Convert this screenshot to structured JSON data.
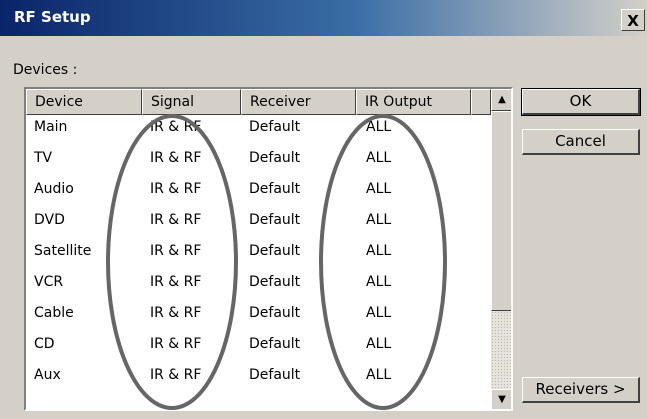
{
  "window": {
    "title": "RF Setup",
    "close_label": "X"
  },
  "devices_label": "Devices :",
  "table": {
    "columns": [
      "Device",
      "Signal",
      "Receiver",
      "IR Output"
    ],
    "rows": [
      [
        "Main",
        "IR & RF",
        "Default",
        "ALL"
      ],
      [
        "TV",
        "IR & RF",
        "Default",
        "ALL"
      ],
      [
        "Audio",
        "IR & RF",
        "Default",
        "ALL"
      ],
      [
        "DVD",
        "IR & RF",
        "Default",
        "ALL"
      ],
      [
        "Satellite",
        "IR & RF",
        "Default",
        "ALL"
      ],
      [
        "VCR",
        "IR & RF",
        "Default",
        "ALL"
      ],
      [
        "Cable",
        "IR & RF",
        "Default",
        "ALL"
      ],
      [
        "CD",
        "IR & RF",
        "Default",
        "ALL"
      ],
      [
        "Aux",
        "IR & RF",
        "Default",
        "ALL"
      ]
    ]
  },
  "scrollbar": {
    "up_icon": "scroll-up-arrow-icon",
    "down_icon": "scroll-down-arrow-icon"
  },
  "buttons": {
    "ok": "OK",
    "cancel": "Cancel",
    "receivers": "Receivers >"
  },
  "annotation": {
    "color": "#666666",
    "shape": "ellipse"
  }
}
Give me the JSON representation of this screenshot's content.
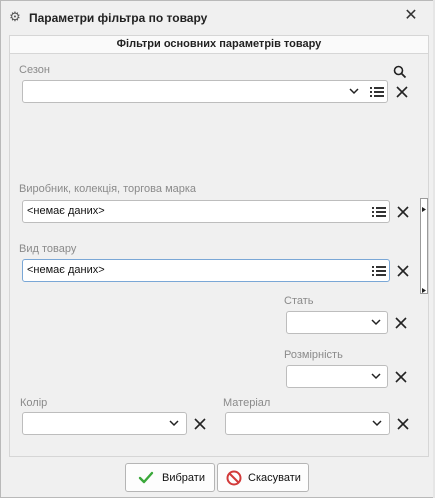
{
  "window": {
    "title": "Параметри фільтра по товару",
    "close_icon": "close-icon",
    "app_icon": "gear-icon"
  },
  "panel": {
    "header": "Фільтри основних параметрів товару"
  },
  "fields": {
    "season": {
      "label": "Сезон",
      "value": ""
    },
    "manufacturer": {
      "label": "Виробник, колекція, торгова марка",
      "value": "<немає даних>"
    },
    "product_type": {
      "label": "Вид товару",
      "value": "<немає даних>"
    },
    "gender": {
      "label": "Стать",
      "value": ""
    },
    "size_grid": {
      "label": "Розмірність",
      "value": ""
    },
    "color": {
      "label": "Колір",
      "value": ""
    },
    "material": {
      "label": "Матеріал",
      "value": ""
    }
  },
  "buttons": {
    "select_label": "Вибрати",
    "cancel_label": "Скасувати"
  },
  "colors": {
    "accent_green": "#3aa83a",
    "cancel_red": "#d23a3a",
    "focus_border": "#7aa7d6"
  }
}
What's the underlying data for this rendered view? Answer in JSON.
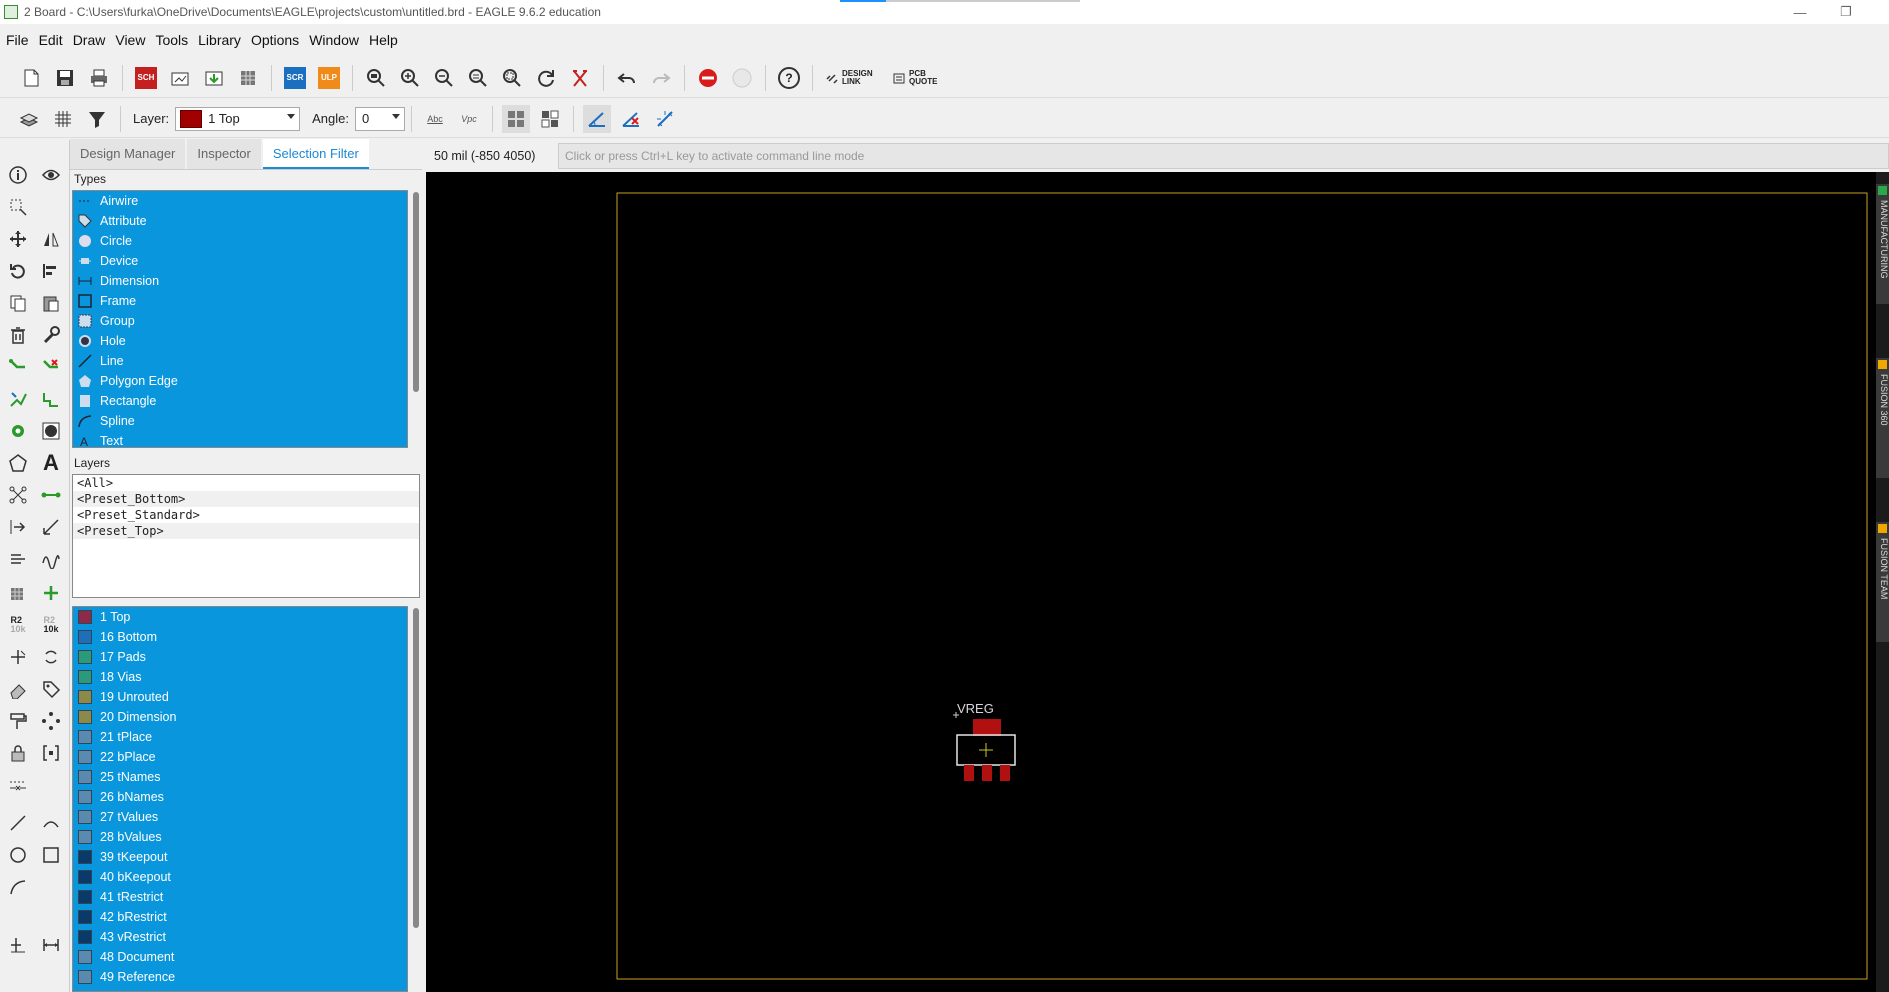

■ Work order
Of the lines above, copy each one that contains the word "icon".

■ Answer for this exercise
    "up_icon": "scroll-up-arrow-icon",
    "down_icon": "scroll-down-arrow-icon"
    "close_icon": "close-icon",
    "app_icon": "gear-icon"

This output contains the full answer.